**DATA SUPPLIED:**
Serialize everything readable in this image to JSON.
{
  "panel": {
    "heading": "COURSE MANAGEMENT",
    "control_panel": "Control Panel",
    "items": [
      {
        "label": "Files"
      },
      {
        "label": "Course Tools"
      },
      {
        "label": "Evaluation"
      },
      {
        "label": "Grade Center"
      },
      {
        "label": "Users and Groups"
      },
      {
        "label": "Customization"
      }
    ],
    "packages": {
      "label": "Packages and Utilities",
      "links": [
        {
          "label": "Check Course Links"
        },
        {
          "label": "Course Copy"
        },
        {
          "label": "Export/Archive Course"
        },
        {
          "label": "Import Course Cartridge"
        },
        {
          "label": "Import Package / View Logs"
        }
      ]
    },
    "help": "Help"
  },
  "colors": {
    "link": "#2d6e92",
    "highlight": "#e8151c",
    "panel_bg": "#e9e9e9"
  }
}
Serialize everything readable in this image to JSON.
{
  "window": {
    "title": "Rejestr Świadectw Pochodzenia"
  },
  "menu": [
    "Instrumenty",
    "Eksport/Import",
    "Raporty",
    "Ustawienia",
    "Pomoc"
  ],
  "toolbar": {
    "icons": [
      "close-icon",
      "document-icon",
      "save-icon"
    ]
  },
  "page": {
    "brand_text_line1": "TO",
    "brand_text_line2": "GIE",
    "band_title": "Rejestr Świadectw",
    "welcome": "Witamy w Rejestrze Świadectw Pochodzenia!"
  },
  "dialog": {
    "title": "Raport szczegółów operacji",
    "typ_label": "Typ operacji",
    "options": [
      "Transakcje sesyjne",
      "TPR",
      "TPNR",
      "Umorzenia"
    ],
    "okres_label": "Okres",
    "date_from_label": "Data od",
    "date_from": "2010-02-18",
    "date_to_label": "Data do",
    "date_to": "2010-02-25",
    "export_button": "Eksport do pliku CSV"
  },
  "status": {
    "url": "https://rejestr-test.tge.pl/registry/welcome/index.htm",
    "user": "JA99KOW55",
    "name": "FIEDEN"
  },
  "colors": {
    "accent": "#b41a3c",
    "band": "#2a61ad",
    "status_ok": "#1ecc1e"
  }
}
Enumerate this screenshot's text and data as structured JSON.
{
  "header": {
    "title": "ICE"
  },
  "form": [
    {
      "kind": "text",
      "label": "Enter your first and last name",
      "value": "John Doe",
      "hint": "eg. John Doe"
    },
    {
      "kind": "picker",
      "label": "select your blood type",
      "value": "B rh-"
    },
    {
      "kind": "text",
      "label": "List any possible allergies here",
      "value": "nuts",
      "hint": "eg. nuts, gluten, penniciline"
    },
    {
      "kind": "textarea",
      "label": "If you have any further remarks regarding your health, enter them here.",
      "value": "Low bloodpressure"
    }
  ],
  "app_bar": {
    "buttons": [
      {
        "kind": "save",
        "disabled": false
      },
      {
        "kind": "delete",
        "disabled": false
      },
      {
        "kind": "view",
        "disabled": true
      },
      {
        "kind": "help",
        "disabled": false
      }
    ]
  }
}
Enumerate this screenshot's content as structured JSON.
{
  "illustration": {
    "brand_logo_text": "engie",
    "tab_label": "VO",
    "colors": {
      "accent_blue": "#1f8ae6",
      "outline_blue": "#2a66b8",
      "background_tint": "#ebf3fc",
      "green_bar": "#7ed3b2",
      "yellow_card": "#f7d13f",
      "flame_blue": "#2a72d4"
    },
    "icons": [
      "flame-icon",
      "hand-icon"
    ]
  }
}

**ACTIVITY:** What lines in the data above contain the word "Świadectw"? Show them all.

**REPLY:**
    "title": "Rejestr Świadectw Pochodzenia"
    "band_title": "Rejestr Świadectw",
    "welcome": "Witamy w Rejestrze Świadectw Pochodzenia!"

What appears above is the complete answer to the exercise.